Data records for software interfaces
* * * * * * * * *

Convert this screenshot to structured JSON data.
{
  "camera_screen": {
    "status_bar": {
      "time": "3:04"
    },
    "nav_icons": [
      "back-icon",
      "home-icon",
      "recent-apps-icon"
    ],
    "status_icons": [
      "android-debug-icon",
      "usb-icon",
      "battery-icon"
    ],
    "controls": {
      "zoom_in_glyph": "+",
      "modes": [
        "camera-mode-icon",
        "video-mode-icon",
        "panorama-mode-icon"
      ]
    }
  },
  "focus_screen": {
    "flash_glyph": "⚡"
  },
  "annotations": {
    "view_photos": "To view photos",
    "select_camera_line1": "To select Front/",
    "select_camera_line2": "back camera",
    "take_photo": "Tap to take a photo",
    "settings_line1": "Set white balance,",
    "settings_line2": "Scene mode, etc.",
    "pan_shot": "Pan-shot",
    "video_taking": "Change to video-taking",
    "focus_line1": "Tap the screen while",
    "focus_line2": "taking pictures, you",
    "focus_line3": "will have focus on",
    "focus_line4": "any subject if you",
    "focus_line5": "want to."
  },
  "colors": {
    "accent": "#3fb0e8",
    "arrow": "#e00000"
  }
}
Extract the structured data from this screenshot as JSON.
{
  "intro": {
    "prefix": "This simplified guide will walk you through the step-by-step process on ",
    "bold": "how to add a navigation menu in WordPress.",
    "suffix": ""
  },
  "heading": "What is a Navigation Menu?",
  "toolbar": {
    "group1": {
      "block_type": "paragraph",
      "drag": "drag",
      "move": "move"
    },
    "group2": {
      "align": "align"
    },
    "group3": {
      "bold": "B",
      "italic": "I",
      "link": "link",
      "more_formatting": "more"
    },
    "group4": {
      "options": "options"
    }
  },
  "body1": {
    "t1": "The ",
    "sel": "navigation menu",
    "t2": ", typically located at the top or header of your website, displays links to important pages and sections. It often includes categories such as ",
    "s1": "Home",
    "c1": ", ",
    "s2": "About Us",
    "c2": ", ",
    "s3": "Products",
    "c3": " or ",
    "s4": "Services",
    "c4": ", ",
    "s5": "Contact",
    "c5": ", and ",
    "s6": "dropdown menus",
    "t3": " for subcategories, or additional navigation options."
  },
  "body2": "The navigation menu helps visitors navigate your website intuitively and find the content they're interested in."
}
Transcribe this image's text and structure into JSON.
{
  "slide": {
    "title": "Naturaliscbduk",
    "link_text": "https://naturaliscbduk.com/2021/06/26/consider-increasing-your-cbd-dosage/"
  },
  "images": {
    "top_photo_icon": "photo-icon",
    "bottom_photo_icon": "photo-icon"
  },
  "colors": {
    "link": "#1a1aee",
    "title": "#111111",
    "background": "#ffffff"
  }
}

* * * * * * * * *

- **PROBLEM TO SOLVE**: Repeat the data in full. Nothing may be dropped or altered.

- **ANSWER BOX**:
Convert this screenshot to structured JSON data.
{
  "camera_screen": {
    "status_bar": {
      "time": "3:04"
    },
    "nav_icons": [
      "back-icon",
      "home-icon",
      "recent-apps-icon"
    ],
    "status_icons": [
      "android-debug-icon",
      "usb-icon",
      "battery-icon"
    ],
    "controls": {
      "zoom_in_glyph": "+",
      "modes": [
        "camera-mode-icon",
        "video-mode-icon",
        "panorama-mode-icon"
      ]
    }
  },
  "focus_screen": {
    "flash_glyph": "⚡"
  },
  "annotations": {
    "view_photos": "To view photos",
    "select_camera_line1": "To select Front/",
    "select_camera_line2": "back camera",
    "take_photo": "Tap to take a photo",
    "settings_line1": "Set white balance,",
    "settings_line2": "Scene mode, etc.",
    "pan_shot": "Pan-shot",
    "video_taking": "Change to video-taking",
    "focus_line1": "Tap the screen while",
    "focus_line2": "taking pictures, you",
    "focus_line3": "will have focus on",
    "focus_line4": "any subject if you",
    "focus_line5": "want to."
  },
  "colors": {
    "accent": "#3fb0e8",
    "arrow": "#e00000"
  }
}
Extract the structured data from this screenshot as JSON.
{
  "intro": {
    "prefix": "This simplified guide will walk you through the step-by-step process on ",
    "bold": "how to add a navigation menu in WordPress.",
    "suffix": ""
  },
  "heading": "What is a Navigation Menu?",
  "toolbar": {
    "group1": {
      "block_type": "paragraph",
      "drag": "drag",
      "move": "move"
    },
    "group2": {
      "align": "align"
    },
    "group3": {
      "bold": "B",
      "italic": "I",
      "link": "link",
      "more_formatting": "more"
    },
    "group4": {
      "options": "options"
    }
  },
  "body1": {
    "t1": "The ",
    "sel": "navigation menu",
    "t2": ", typically located at the top or header of your website, displays links to important pages and sections. It often includes categories such as ",
    "s1": "Home",
    "c1": ", ",
    "s2": "About Us",
    "c2": ", ",
    "s3": "Products",
    "c3": " or ",
    "s4": "Services",
    "c4": ", ",
    "s5": "Contact",
    "c5": ", and ",
    "s6": "dropdown menus",
    "t3": " for subcategories, or additional navigation options."
  },
  "body2": "The navigation menu helps visitors navigate your website intuitively and find the content they're interested in."
}
Transcribe this image's text and structure into JSON.
{
  "slide": {
    "title": "Naturaliscbduk",
    "link_text": "https://naturaliscbduk.com/2021/06/26/consider-increasing-your-cbd-dosage/"
  },
  "images": {
    "top_photo_icon": "photo-icon",
    "bottom_photo_icon": "photo-icon"
  },
  "colors": {
    "link": "#1a1aee",
    "title": "#111111",
    "background": "#ffffff"
  }
}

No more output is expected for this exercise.